“During The Fame and The Fame Monster I was incessantly probed and asked questions,” Gaga said in a 2011 interview about her Born This Way album. “Like, ‘Is this the real you?’. And I never knew what to say. I never knew how to answer.” The quote again brings to mind that bathtub scene, where Jackson ignorantly challenges Ally to forego the artifice and perform as the “real” her.?
There are moments in A Star Is Born in which the audience wonders whether Ally can change sounds without sacrificing her authenticity. After resisting backup dancers at first, can she ever fully accept the role of mainstream pop idol? Yet like Gaga, Ally proves adept at refracting her talent through pop music norms; she molds her gift in order to succeed, and never expresses regret or unhappiness in the context of adjusting her approach. Jackson, on the other hand, cannot understand such a shift, which leads to his frustration with Ally, as well as his own professional stagnation. ?

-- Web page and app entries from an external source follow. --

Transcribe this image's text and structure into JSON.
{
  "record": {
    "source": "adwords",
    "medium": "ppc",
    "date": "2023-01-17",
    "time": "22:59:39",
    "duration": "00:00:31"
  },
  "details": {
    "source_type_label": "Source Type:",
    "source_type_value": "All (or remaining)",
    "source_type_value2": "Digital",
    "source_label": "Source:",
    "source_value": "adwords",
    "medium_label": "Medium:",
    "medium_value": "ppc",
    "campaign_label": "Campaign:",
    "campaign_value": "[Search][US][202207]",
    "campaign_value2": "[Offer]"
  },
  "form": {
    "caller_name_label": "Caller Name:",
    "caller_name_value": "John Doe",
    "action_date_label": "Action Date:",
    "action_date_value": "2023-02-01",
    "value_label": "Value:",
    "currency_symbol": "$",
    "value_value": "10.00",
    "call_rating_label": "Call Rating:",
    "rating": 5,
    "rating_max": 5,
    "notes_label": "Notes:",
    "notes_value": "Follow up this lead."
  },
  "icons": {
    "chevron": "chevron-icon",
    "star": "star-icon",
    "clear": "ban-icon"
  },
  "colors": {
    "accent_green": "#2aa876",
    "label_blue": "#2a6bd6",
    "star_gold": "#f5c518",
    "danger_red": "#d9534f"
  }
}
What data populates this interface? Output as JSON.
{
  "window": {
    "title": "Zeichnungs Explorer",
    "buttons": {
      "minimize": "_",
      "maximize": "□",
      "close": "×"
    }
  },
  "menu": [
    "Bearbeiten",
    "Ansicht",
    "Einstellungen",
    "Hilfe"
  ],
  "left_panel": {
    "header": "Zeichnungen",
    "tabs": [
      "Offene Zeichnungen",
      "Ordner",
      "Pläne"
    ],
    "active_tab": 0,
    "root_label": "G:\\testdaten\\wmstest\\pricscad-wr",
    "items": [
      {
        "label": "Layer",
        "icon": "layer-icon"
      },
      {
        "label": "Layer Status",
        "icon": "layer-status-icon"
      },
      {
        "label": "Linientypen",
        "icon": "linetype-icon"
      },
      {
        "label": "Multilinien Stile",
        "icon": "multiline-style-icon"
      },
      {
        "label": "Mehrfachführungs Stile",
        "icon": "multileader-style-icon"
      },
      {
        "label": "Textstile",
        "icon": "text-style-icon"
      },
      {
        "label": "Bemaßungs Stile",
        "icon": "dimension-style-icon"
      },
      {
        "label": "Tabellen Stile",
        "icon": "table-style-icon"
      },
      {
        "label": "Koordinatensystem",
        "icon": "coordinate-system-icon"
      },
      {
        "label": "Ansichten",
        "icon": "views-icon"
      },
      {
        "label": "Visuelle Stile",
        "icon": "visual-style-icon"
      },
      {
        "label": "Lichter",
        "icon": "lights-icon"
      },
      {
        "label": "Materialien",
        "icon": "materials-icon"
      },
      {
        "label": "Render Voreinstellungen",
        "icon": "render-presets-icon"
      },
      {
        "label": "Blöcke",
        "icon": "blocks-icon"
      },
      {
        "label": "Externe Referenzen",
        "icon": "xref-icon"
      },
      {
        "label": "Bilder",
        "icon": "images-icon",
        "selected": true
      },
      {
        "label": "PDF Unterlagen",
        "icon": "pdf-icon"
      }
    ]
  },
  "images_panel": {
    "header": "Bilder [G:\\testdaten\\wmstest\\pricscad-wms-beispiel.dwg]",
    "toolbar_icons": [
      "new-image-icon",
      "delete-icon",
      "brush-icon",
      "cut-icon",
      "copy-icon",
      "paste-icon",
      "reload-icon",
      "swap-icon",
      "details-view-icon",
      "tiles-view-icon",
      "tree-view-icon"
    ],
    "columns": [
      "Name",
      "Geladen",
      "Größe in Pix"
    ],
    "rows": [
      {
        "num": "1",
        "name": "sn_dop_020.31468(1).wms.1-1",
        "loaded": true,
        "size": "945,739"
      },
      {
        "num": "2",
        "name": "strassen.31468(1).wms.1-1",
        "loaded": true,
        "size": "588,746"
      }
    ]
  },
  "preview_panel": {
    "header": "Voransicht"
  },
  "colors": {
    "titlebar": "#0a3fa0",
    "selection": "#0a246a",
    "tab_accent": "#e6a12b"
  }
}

The conflict that sets up the tragedy of A Star Is Born is not between pop and rock, but between one artist who can adapt with the times and another who bristles at the idea of doing so. Amid the tragic love story is an examination of artistic integrity, that ultimately harkens back to Jackson’s original point to Ally about saying “what you wanna say.” Jackson’s right when he tells Ally to be unapologetic in her artistic vision. He just wasn’t ready for that vision to be pop.